• “You’re so brave.” – We appreciate the sentiment, but it can be uncomfortable to hear when you’re just trying to live like any other person.
• “You pass so well, are you on hormones?” – Asking about anyone’s medical history can be invasive and uncomfortable.
• “Transgendered.” – Transgender is an adjective, not a verb. You wouldn’t say someone is “gayed” or “Christianed”.
5. When (not if) you mess up: stop, apologize, move on, and make a sincere attempt in the future to fix it. Especially when referring to people who they’ve known since before their transition, habitually people will use the wrong name or pronouns. We get it. The trans thing is a little complex at first to understand. If you misgender someone, even when they’re not around, correct yourself, and make a mental note of it.
6. Don’t Tokenize Trans People. It is disrespectful and draining to constantly have to serve as the voice and ambassador of your community. If you look around your organization and you see only one trans person, and they have to do all the talking about trans issues, then that should be a sign that you need to step up. Educate yourself as best as you can. This way, trans people don’t constantly have to do the work of explaining our identities, safety, and concerns. Allow us the space in your organization to speak up, but do not assume every trans person is comfortable taking the role of “ambassador”. Instead, build coalitions with trans people in the greater community. Talking with real people is always the best option!
The transgender community is extremely diverse. As such, there is no “one size fits all” strategy for being an ally! However, here are a few places to start being an ally to the trans people in your community.
⁃ Hold trainings on transgender issues and etiquette.
⁃ Make language in your meetings more trans-inclusive (beyond just “ladies and gentlemen,” “men and women”)
⁃ Review your current practices and language. Are they inclusive?
⁃ Ask everyone to clarify the pronouns they use upon introducing themselves to the larger group
⁃ Maintain a list of resources your campus offers to trans students, such as:
⁃ school ID name and gender change forms,
⁃ inclusion of gender identity in non-discrimination and hate-protection policy
⁃Locations of gender neutral bathrooms, changing rooms, etc on campus
⁃ LGBTQ or Multi-Cultural Resource Centers

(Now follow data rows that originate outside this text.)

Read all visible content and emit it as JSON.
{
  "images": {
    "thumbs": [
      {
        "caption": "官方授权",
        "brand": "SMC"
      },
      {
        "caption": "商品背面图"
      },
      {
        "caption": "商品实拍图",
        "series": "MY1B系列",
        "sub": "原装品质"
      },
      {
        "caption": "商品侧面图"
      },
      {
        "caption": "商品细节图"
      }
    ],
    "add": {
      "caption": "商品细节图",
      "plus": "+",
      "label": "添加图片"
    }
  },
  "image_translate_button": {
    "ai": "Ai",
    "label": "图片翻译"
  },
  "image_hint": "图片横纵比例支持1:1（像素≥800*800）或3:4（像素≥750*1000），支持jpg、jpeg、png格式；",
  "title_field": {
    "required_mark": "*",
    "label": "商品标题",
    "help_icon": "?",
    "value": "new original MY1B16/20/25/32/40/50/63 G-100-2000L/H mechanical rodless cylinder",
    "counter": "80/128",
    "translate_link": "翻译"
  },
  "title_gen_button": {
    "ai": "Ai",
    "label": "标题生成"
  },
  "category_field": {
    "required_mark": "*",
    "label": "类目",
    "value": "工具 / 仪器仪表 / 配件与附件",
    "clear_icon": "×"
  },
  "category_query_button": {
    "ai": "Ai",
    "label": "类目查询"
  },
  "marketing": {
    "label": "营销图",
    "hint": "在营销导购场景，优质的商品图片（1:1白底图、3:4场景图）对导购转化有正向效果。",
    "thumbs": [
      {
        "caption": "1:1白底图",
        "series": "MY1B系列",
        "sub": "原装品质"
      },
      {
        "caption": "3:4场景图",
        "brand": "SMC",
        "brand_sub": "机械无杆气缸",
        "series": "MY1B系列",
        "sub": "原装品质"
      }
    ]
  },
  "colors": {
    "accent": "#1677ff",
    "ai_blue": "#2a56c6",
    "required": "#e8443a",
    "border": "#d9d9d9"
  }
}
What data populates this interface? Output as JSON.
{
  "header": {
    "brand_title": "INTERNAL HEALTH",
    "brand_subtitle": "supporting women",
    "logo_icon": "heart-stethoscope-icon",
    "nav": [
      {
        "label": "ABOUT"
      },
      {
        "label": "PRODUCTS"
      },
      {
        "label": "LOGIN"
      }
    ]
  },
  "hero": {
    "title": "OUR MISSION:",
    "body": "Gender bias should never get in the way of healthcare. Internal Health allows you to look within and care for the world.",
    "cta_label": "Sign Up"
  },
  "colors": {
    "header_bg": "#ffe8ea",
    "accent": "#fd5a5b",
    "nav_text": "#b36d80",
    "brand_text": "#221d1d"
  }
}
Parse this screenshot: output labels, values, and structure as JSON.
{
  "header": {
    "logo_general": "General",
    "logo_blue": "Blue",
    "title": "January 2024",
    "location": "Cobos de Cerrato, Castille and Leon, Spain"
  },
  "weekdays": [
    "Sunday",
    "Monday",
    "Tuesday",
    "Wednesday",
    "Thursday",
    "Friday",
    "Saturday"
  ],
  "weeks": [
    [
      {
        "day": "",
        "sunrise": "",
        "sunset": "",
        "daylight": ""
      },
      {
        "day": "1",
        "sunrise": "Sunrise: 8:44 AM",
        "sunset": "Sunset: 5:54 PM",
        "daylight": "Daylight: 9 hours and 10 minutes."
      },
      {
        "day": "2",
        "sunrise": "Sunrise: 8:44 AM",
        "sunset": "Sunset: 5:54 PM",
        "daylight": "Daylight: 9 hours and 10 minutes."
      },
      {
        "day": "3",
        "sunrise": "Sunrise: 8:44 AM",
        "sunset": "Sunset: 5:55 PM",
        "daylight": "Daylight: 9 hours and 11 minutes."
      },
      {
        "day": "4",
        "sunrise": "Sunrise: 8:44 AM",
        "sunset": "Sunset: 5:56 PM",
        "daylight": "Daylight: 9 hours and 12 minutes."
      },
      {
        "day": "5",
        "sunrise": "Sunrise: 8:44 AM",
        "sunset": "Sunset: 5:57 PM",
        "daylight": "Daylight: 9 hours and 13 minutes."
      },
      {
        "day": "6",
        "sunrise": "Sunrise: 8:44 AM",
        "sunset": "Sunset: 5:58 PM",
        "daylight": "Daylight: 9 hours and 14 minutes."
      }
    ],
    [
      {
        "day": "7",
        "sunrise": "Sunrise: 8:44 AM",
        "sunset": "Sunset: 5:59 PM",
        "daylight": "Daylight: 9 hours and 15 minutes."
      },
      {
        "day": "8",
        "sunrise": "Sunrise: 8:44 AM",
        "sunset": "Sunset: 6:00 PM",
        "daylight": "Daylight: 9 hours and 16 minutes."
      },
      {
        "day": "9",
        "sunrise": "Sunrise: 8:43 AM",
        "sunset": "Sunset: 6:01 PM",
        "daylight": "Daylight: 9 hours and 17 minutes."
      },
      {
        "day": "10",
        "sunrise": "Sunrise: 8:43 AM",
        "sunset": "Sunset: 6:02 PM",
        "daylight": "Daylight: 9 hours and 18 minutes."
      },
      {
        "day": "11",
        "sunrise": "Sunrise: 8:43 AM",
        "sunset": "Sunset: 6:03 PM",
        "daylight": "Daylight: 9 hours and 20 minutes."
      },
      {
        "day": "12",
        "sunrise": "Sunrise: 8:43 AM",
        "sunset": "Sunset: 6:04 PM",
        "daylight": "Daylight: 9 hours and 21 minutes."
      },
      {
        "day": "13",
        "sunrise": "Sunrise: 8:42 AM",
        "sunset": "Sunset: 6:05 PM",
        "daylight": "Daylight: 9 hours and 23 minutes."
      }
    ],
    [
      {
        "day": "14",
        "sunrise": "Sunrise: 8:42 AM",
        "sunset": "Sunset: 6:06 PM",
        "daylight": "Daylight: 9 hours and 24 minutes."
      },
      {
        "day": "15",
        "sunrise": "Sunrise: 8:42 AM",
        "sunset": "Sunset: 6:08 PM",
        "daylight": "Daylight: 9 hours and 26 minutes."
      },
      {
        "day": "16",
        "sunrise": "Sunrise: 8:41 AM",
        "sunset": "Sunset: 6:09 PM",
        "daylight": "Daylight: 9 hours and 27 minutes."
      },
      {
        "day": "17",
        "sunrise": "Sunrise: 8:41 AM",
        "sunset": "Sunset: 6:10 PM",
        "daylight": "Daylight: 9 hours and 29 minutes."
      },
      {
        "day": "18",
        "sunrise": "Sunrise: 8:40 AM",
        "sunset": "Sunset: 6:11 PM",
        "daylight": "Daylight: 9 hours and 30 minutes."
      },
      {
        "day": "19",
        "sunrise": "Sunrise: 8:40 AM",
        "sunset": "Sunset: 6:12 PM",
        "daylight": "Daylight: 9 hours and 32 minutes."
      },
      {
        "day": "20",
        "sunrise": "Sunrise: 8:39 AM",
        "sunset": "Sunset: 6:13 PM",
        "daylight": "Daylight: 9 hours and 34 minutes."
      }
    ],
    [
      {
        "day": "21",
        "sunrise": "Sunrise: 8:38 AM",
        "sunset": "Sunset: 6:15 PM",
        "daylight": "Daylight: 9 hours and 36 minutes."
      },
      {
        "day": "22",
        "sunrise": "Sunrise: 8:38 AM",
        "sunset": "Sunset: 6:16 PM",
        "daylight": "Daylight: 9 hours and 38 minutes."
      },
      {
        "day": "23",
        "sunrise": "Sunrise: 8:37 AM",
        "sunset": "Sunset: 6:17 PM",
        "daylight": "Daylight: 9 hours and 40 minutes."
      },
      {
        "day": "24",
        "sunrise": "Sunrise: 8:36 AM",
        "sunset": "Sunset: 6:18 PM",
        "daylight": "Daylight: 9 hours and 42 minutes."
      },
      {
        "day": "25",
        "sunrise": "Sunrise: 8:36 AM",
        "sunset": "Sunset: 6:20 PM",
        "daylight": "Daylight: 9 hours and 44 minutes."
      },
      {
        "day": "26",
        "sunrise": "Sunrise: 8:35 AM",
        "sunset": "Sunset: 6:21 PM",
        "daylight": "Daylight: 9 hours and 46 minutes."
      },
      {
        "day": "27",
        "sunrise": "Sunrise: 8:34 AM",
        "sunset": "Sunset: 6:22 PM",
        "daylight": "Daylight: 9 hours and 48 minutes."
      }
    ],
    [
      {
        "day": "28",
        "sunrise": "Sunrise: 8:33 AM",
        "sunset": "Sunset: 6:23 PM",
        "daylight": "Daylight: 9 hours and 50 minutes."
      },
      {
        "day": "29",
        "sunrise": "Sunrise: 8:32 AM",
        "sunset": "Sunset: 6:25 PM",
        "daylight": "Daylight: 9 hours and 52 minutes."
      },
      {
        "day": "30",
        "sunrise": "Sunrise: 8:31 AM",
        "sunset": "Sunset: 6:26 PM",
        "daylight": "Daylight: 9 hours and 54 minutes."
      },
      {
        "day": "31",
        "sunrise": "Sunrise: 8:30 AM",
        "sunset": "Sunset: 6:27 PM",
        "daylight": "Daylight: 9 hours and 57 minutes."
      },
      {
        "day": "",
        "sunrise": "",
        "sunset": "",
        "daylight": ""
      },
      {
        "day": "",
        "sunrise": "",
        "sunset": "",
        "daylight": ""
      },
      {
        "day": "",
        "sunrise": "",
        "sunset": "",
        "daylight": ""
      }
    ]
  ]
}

Talk to the trans people on your campus and in your organization to see how you can best serve them. By treating everyone with respect and dignity and working to build inclusive spaces, you can help to create a culture shift in your own communities. These attitudes of mutual respect, kindness, and empathy are important starting points upon which meaningful relationships can be built.